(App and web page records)
━━━━━━━━━━━━━━━━

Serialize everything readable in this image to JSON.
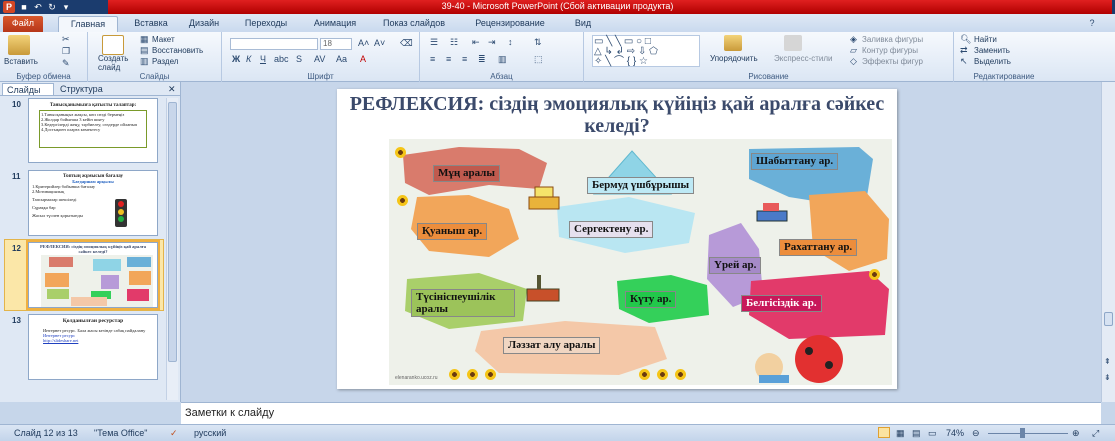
{
  "window": {
    "title": "39-40  -  Microsoft PowerPoint (Сбой активации продукта)"
  },
  "tabs": [
    "Файл",
    "Главная",
    "Вставка",
    "Дизайн",
    "Переходы",
    "Анимация",
    "Показ слайдов",
    "Рецензирование",
    "Вид"
  ],
  "ribbon": {
    "clipboard": {
      "paste": "Вставить",
      "label": "Буфер обмена"
    },
    "slides": {
      "new_slide": "Создать слайд",
      "layout": "Макет",
      "reset": "Восстановить",
      "section": "Раздел",
      "label": "Слайды"
    },
    "font": {
      "size": "18",
      "label": "Шрифт"
    },
    "paragraph": {
      "label": "Абзац"
    },
    "drawing": {
      "arrange": "Упорядочить",
      "quick_styles": "Экспресс-стили",
      "fill": "Заливка фигуры",
      "outline": "Контур фигуры",
      "effects": "Эффекты фигур",
      "label": "Рисование"
    },
    "editing": {
      "find": "Найти",
      "replace": "Заменить",
      "select": "Выделить",
      "label": "Редактирование"
    }
  },
  "panel": {
    "tabs": [
      "Слайды",
      "Структура"
    ],
    "slides": [
      {
        "num": "10",
        "title": "Танысқанымызға қатысты талаптар:",
        "lines": [
          "1.Танысқаныңыз жақсы, көп сөзді бермеңіз",
          "2.Жолдар бойынша 3 кейін шығу",
          "3.Кедергілерді жеңу, тәрбиелеу, сөздерде ойланып",
          "4.Достықпен оларға көмектесу"
        ]
      },
      {
        "num": "11",
        "title": "Топтың жұмысын бағалау",
        "subtitle": "Бағдаршам арқылы",
        "lines": [
          "1.Критерийлер бойынша бағалау",
          "2.Мотивациялық",
          "Тапсырмалар шешіледі",
          "Сұраққа бар",
          "Жасыл түспен қорытынды"
        ]
      },
      {
        "num": "12",
        "title": "РЕФЛЕКСИЯ: сіздің эмоциялық күйіңіз қай аралға сәйкес келеді?"
      },
      {
        "num": "13",
        "title": "Қолданылған ресурстар",
        "lines": [
          "Интернет ресурс. Бала жасы кезінде сабақ пайдалану",
          "Интернет ресурс",
          "http://slideshare.net"
        ]
      }
    ]
  },
  "slide": {
    "title": "РЕФЛЕКСИЯ: сіздің эмоциялық күйіңіз қай аралға сәйкес келеді?",
    "islands": {
      "mun": "Мұң аралы",
      "bermud": "Бермуд үшбұрышы",
      "shabyt": "Шабыттану ар.",
      "quanysh": "Қуаныш ар.",
      "sergek": "Сергектену ар.",
      "rakhat": "Рахаттану ар.",
      "urei": "Үрей ар.",
      "tusinis": "Түсініспеушілік аралы",
      "kutu": "Күту ар.",
      "belgisiz": "Белгісіздік ар.",
      "lyazzat": "Ләззат алу аралы"
    },
    "watermark": "elenaranko.ucoz.ru"
  },
  "colors": {
    "accent": "#c00000",
    "title": "#3b4a6b"
  },
  "notes": {
    "placeholder": "Заметки к слайду"
  },
  "status": {
    "slide_info": "Слайд 12 из 13",
    "theme": "\"Тема Office\"",
    "language": "русский",
    "zoom": "74%"
  }
}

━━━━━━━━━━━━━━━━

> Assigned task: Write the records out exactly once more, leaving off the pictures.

> Output for this exercise:
Serialize everything readable in this image to JSON.
{
  "window": {
    "title": "39-40  -  Microsoft PowerPoint (Сбой активации продукта)"
  },
  "tabs": [
    "Файл",
    "Главная",
    "Вставка",
    "Дизайн",
    "Переходы",
    "Анимация",
    "Показ слайдов",
    "Рецензирование",
    "Вид"
  ],
  "ribbon": {
    "clipboard": {
      "paste": "Вставить",
      "label": "Буфер обмена"
    },
    "slides": {
      "new_slide": "Создать слайд",
      "layout": "Макет",
      "reset": "Восстановить",
      "section": "Раздел",
      "label": "Слайды"
    },
    "font": {
      "size": "18",
      "label": "Шрифт"
    },
    "paragraph": {
      "label": "Абзац"
    },
    "drawing": {
      "arrange": "Упорядочить",
      "quick_styles": "Экспресс-стили",
      "fill": "Заливка фигуры",
      "outline": "Контур фигуры",
      "effects": "Эффекты фигур",
      "label": "Рисование"
    },
    "editing": {
      "find": "Найти",
      "replace": "Заменить",
      "select": "Выделить",
      "label": "Редактирование"
    }
  },
  "panel": {
    "tabs": [
      "Слайды",
      "Структура"
    ],
    "slides": [
      {
        "num": "10",
        "title": "Танысқанымызға қатысты талаптар:",
        "lines": [
          "1.Танысқаныңыз жақсы, көп сөзді бермеңіз",
          "2.Жолдар бойынша 3 кейін шығу",
          "3.Кедергілерді жеңу, тәрбиелеу, сөздерде ойланып",
          "4.Достықпен оларға көмектесу"
        ]
      },
      {
        "num": "11",
        "title": "Топтың жұмысын бағалау",
        "subtitle": "Бағдаршам арқылы",
        "lines": [
          "1.Критерийлер бойынша бағалау",
          "2.Мотивациялық",
          "Тапсырмалар шешіледі",
          "Сұраққа бар",
          "Жасыл түспен қорытынды"
        ]
      },
      {
        "num": "12",
        "title": "РЕФЛЕКСИЯ: сіздің эмоциялық күйіңіз қай аралға сәйкес келеді?"
      },
      {
        "num": "13",
        "title": "Қолданылған ресурстар",
        "lines": [
          "Интернет ресурс. Бала жасы кезінде сабақ пайдалану",
          "Интернет ресурс",
          "http://slideshare.net"
        ]
      }
    ]
  },
  "slide": {
    "title": "РЕФЛЕКСИЯ: сіздің эмоциялық күйіңіз қай аралға сәйкес келеді?",
    "islands": {
      "mun": "Мұң аралы",
      "bermud": "Бермуд үшбұрышы",
      "shabyt": "Шабыттану ар.",
      "quanysh": "Қуаныш ар.",
      "sergek": "Сергектену ар.",
      "rakhat": "Рахаттану ар.",
      "urei": "Үрей ар.",
      "tusinis": "Түсініспеушілік аралы",
      "kutu": "Күту ар.",
      "belgisiz": "Белгісіздік ар.",
      "lyazzat": "Ләззат алу аралы"
    },
    "watermark": "elenaranko.ucoz.ru"
  },
  "colors": {
    "accent": "#c00000",
    "title": "#3b4a6b"
  },
  "notes": {
    "placeholder": "Заметки к слайду"
  },
  "status": {
    "slide_info": "Слайд 12 из 13",
    "theme": "\"Тема Office\"",
    "language": "русский",
    "zoom": "74%"
  }
}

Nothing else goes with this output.